The wrong sort of Irish

A meditation for Brexit day

My father learned his politics in Belfast, where he was born in 1918, four years before the civil war. One of his earliest memories was being pushed to the floor of a tram while Catholics and Protestants shot through the windows from each side of the street that it rattled down. He understood politics as the continuation of war by other means. He saw nothing very wrong in the murder of men he thought worked with the IRA. His father before him was a shipyard engineer who helped to smuggle guns for the Ulster Volunteer force in the crisis of 1912. My father married into another Irish protestant family, and, like them, gave most of his life to the service of the British imperial state; in his case as a diplomat whose last job was helping to negotiate our terms of accession to the European Union in 1972.

Yet when he retired, he took to wearing a shamrock on St Patrick’s Day. He never wanted to return to Belfast, a place he’d left in miserable circumstances after his parents died, but he never felt entirely at home in England either. And because of his birth in Belfast, I now can count myself an Irish citizen. Last year my passport came through. It sits besides the British one on my desk, and there reminds me of all the loyalties that used to bind Britain together, and which Brexit is steadily tearing apart.

It’s a cliché to say that leaving the European Union will lead to the breakup of the United Kingdom, but it’s a cliché because it is obviously true. The Democratic Unionist party kept the Conservative minority government in power from 2015 till last December. At first it was paid off with a billion pounds in subsidies for the province. Now it has been comprehensively betrayed.

This betrayal was inevitable if there was to be a deal with the EU at all. There must be some kind of customs and regulatory border around the European Union, as there is around every trading bloc. This could have run along the political border between Northern and southern Ireland, but that was wholly unacceptable to the EU. It would also mean financial disaster for the Northern Irish economy, something which does not seem to have occurred to the DUP leadership until too late. Or the border could enclose the whole of Britain, as it does now. That was unacceptable to the Conservative Party. The only possibility, then, is the border now proposed, between the whole island of Ireland and England, Wales, and Scotland.

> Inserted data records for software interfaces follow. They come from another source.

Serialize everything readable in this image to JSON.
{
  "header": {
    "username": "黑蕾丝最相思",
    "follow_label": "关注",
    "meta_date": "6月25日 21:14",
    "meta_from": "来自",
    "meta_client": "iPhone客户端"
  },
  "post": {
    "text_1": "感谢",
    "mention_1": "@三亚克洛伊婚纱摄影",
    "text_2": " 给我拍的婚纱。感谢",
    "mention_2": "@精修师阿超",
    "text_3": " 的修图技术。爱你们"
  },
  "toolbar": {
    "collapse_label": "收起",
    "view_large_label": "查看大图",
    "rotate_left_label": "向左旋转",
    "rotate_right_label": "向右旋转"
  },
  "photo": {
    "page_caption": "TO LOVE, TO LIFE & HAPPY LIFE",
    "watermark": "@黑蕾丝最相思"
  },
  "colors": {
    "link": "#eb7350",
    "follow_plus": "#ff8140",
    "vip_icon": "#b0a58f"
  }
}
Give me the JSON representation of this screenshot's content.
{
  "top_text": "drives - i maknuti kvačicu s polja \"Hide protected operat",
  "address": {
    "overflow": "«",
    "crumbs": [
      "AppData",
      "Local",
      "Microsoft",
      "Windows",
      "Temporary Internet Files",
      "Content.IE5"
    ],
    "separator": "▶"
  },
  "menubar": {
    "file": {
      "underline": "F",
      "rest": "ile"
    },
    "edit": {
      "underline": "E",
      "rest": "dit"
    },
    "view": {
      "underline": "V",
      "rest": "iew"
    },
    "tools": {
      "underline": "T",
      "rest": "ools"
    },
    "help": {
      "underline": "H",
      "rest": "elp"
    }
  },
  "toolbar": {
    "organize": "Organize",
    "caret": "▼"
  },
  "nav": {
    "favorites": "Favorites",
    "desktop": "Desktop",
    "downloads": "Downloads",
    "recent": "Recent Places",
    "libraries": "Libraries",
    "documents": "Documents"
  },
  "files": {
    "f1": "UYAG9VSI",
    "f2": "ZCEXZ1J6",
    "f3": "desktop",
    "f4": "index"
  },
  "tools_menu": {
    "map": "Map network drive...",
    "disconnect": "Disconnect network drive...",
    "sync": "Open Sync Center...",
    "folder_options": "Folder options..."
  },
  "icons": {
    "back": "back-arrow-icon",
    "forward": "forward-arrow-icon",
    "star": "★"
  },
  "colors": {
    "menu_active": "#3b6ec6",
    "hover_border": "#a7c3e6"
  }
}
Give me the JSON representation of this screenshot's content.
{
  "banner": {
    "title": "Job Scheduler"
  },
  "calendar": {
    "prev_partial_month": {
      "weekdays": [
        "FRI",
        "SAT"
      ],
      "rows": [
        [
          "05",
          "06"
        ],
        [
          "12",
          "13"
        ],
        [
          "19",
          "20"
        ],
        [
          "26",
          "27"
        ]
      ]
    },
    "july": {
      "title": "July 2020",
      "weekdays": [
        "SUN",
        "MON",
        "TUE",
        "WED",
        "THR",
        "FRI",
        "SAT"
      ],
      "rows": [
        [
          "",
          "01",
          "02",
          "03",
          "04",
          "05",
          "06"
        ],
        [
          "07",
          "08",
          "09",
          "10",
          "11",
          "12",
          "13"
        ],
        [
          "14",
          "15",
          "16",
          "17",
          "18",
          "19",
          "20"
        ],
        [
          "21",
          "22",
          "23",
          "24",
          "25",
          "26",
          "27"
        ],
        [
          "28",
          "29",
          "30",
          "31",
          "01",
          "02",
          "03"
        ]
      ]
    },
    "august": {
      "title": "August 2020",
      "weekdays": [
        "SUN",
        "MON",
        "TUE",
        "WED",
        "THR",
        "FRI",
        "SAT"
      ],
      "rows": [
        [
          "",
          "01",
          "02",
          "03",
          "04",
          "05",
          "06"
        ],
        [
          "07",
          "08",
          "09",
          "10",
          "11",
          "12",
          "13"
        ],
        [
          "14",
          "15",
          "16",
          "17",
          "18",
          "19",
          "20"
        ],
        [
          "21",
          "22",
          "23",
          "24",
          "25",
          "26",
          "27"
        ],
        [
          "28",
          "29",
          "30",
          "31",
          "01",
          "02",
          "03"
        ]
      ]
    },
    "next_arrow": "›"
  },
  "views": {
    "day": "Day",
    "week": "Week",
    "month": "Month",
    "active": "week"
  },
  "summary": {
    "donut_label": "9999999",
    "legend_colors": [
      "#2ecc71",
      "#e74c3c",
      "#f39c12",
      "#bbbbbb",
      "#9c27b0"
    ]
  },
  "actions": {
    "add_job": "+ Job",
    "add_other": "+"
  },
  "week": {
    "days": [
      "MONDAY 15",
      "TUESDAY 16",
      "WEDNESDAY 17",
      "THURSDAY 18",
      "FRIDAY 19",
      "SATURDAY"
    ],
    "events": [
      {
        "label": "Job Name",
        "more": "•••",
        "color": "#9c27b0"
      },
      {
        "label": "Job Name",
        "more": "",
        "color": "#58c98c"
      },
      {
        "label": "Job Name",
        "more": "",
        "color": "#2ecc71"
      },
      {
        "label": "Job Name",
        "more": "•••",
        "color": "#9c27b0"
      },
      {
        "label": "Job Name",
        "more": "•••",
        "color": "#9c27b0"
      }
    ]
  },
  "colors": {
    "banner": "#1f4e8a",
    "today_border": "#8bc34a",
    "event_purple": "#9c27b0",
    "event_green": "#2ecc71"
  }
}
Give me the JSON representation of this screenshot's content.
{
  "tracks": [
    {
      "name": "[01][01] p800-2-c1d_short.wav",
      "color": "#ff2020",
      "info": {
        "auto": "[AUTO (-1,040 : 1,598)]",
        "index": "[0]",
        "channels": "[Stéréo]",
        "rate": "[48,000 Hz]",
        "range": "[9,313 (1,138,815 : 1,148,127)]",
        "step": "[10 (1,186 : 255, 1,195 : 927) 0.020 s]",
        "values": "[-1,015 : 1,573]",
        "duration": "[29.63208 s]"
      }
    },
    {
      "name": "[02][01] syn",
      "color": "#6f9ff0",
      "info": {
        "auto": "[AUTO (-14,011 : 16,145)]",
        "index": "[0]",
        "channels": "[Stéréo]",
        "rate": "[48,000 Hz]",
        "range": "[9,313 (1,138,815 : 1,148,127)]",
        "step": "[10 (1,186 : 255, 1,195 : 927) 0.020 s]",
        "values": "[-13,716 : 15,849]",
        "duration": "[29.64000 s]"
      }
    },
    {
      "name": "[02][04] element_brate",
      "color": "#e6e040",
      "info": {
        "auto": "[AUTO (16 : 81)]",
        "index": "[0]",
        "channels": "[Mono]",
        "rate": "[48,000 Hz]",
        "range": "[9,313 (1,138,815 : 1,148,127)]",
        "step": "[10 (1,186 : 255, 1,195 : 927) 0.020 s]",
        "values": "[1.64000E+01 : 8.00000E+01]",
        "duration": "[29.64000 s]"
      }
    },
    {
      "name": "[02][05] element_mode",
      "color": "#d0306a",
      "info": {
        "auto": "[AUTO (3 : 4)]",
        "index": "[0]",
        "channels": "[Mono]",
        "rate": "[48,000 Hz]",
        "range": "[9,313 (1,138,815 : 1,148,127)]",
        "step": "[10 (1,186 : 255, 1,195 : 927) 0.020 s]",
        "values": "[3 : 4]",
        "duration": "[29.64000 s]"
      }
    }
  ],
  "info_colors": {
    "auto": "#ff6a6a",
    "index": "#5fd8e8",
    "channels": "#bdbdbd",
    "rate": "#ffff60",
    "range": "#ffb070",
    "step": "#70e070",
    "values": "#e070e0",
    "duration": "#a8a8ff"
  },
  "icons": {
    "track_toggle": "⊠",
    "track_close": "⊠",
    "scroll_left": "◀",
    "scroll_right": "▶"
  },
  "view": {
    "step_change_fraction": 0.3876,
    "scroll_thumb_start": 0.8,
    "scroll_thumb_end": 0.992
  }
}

That will also damage the Irish economy, and it destroys the foundational belief of the DUP, that Northern Ireland has more in common with the British mainland than with the south. Reunification looks inevitable within the next ten to fifteen years. Incidentally, the cost of a land border on the island of Ireland is why I believe that the Scots will not, in the last analysis, choose independence from Britain. The complications of a hard border between England and Scotland would be a price too high.

The English won’t miss Northern Ireland in the least. But until twenty years ago, the English were merely one nation among the four in the United Kingdom. Irishmen like my father, along with Scots like Tony Blair, were loyal to Britain, not to England. It was the growth of English nationalism that pushed us all out. That, in turn, was a reaction to the shrivelled status of Great Britain. All my life, England has been a fish that grew bigger in a pond that shrunk, as Britain lost its greatness.

My own earliest memory is of a hallway in Ismailia, a town on the Suez Canal where my father had been sent as the British consul in 1956, shortly before the disastrous Anglo-French invasion of Egypt, to which the Eisenhower government put a brutal and public stop. That was the end of Britain’s pretensions as a great power, and there is a direct line from there to our decision to join the Common Market, as it then was. My father and his fellow diplomats had no illusions about Europe but few about their own country’s power and importance, either.

My father died twenty years ago, still rather a foreigner in England. My son, who is half-Swedish, chose to go to university in Belfast because he wanted an English-speaking country that was neither English nor Swedish. His closest friends were Catholics and Republicans. Some of the wounds of the past are slowly healing there. I don’t suppose that my new passport means I have signed up for an earthly paradise but at least it means that I am now a citizen of a country which has many fewer illusions about itself, and that is something which my protestant forebears would approve and understand.